US official says his government looks forward to working with the NLD govt

18 January 2016
US official says his government looks forward to working with the NLD govt
US Deputy Secretary of State Antony J. Blinken, right, meets with NLD Chairperson Daw Aung San Suu Kyi in Nay Pyi Taw on 18 January 2016. Photo: Min Min/Mizzima

US Deputy Secretary of State Antony J. Blinken is on a visit to Myanmar to discuss democracy and human rights with government officials and NGOs.
On January 18, Mr Blinken met with President Thein Sein and other members of the government, as well as the head of the incoming government, National League for Democracy leader Aung San Suu Kyi.
Accompanying Mr Blinken is Assistant Secretary of State for Democracy, Human Rights, and Labor Tom Malinowski.

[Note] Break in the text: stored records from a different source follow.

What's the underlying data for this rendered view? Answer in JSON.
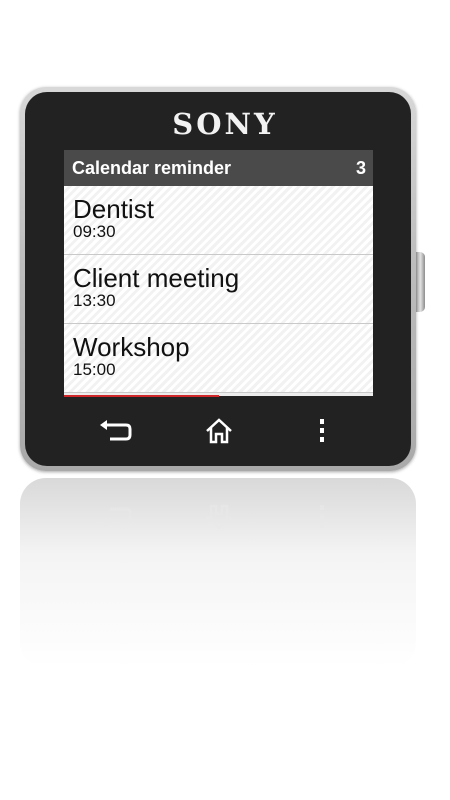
{
  "device": {
    "brand": "SONY"
  },
  "app": {
    "title": "Calendar reminder",
    "count": "3",
    "reminders": [
      {
        "name": "Dentist",
        "time": "09:30"
      },
      {
        "name": "Client meeting",
        "time": "13:30"
      },
      {
        "name": "Workshop",
        "time": "15:00"
      }
    ],
    "scroll_progress": 0.5
  },
  "nav": {
    "icons": [
      "back-icon",
      "home-icon",
      "menu-icon"
    ]
  },
  "colors": {
    "titlebar": "#4a4a4a",
    "accent_indicator": "#d0282a",
    "bezel": "#222222"
  }
}
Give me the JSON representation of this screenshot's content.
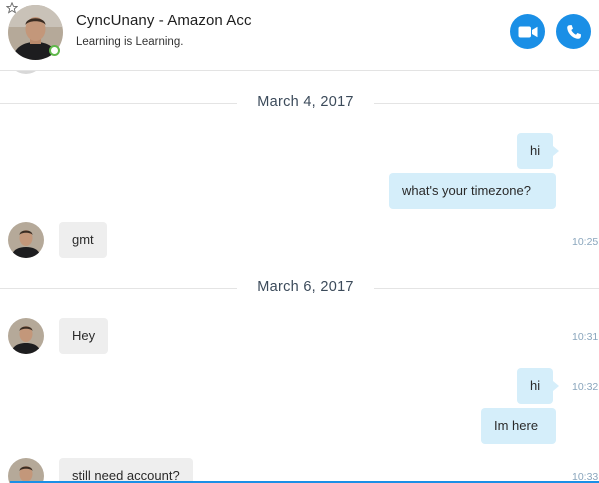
{
  "header": {
    "contact_name": "CyncUnany - Amazon Acc",
    "mood_message": "Learning is Learning.",
    "icons": {
      "favorite": "star-icon",
      "video": "video-camera-icon",
      "audio": "phone-icon"
    },
    "presence_color": "#5fb84a",
    "accent_color": "#1a8fe6"
  },
  "conversation": {
    "dates": [
      "March 4, 2017",
      "March 6, 2017"
    ],
    "messages": [
      {
        "direction": "outgoing",
        "text": "hi",
        "time": ""
      },
      {
        "direction": "outgoing",
        "text": "what's your timezone?",
        "time": ""
      },
      {
        "direction": "incoming",
        "text": "gmt",
        "time": "10:25"
      },
      {
        "direction": "incoming",
        "text": "Hey",
        "time": "10:31"
      },
      {
        "direction": "outgoing",
        "text": "hi",
        "time": "10:32"
      },
      {
        "direction": "outgoing",
        "text": "Im here",
        "time": ""
      },
      {
        "direction": "incoming",
        "text": "still need account?",
        "time": "10:33"
      }
    ],
    "colors": {
      "outgoing_bubble": "#d5eefa",
      "incoming_bubble": "#eeeeee",
      "timestamp": "#8aa6bd"
    }
  }
}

In a press conference, Mr Blinken, responding to a question from Mizzima, said the United States was looking forward to working with the incoming NLD government, noting the government faces both challenges and opportunities as it takes up power.
Mr Blinken said he offered his congratulations to people of Myanmar over their successful election in November 2015.
“This is the first time since 1990, the citizens from all parts of the country the voices were heard and this time they are being respected,” he told media.
“The elections were a significant step forward in the journey to democracy in Myanmar that respects the rights of all. I also want to offer my congratulations to the National League for Democracy. The results are testament to the decades-long commitment of Aung San Suu Kyi and the NLD.
“They validate the sacrifices made by many brave Burmese during the years when even dreaming of this day was dangerous. And they reflect the government of Myanmar’s commitment to a democratic transition. So this is a moment of great opportunity, a moment for all of Myanmar’s leaders to work together to form a new government and address differences through dialogue.
Mr Blinken said his government welcomed the positive statements from President Thein Sein and the leadership of the military, congratulating the NLD and pledging to respect the results of the elections. He said it was encouraging that Aung Sand Suu Kyi has met with President Thein Sein, and the Commander in Chief Min Aung Hlaing to discuss the upcoming political transition.
He stressed, however, that the coming transition is but one milestone on the road to full democracy.
“We know there are still many challenges ahead,” he said.
“Broad-based economic growth must be nurtured and it must be sustained. The national reconciliation process must continue. Remaining political prisoners must be released, and human rights protected for all, no matter what their ethnicity or religion,” he said.
Reforms need to continue until an elected government is truly sovereign in all the country’s institutions and answer to the people, he said, adding that the United States will work in close partnership with the new government to support these efforts to achieve these goals.
He said he discussed with President Thein Sein and other members of the current government the  economic challenges facing the country including the incoming government’s focus on improving conditions for those who live and work off the land.
“The United States will continue to promote responsible investment by our companies in Myanmar, which we believe is strengthening local businesses and industries and building capital, not just extracting resources,” he noted.
The US Deputy Secretary of State said he talked about the peace process and political dialogue between the government and ethnic nationalities, and said the United States and other stakeholders are hoping to aid in its success.
“Meanwhile, we urge an end to offensive operations and unfettered access to civilians in need,” he told the press conference.
“I also affirmed the message that President (Barack) Obama delivered when he was last here, something I think the vast majority of people of Myanmar believe, that diversity is one of its greatest strengths, and turning people against each other, because of their religion or race, threatens democracy, peace and progress,” Mr Blinken said.
“In this context, I shared our strong concern about discrimination and violence experienced by ethnic and religious minorities, including the Rohingya population in Rakhine State.
“As Aung San Suu Kyi has stressed, the solution is rule of law, equally applied to all, ensuring protection from violence, freedom of movement, access to livelihoods, education and health, and an equal chance for everybody to participate in the democratic life of their country,” he said.
Mr Blinken said the US government would do everything it can to help the new government as it goes forward. As progress is made, they hope the focus in Rakhine State can turn to challenges of underdevelopment and social division that are holding back all.
Addressing a question from Mizzima, Mr Blinken said his government looked forward to working with Aung San Suu Kyi’s incoming government.
“For all the tremendous excitement and optimism is well placed there will be hard work ahead, very difficult challenges to meet. But I think the government comes to the task with a ‘secret weapon’ and that is the support of the people in Myanmar. With that support, anything is possible and the United States looks forward to being a full partner with the new government in addressing the challenges and also the extraordinary opportunities that lie before Myanmar,” he said.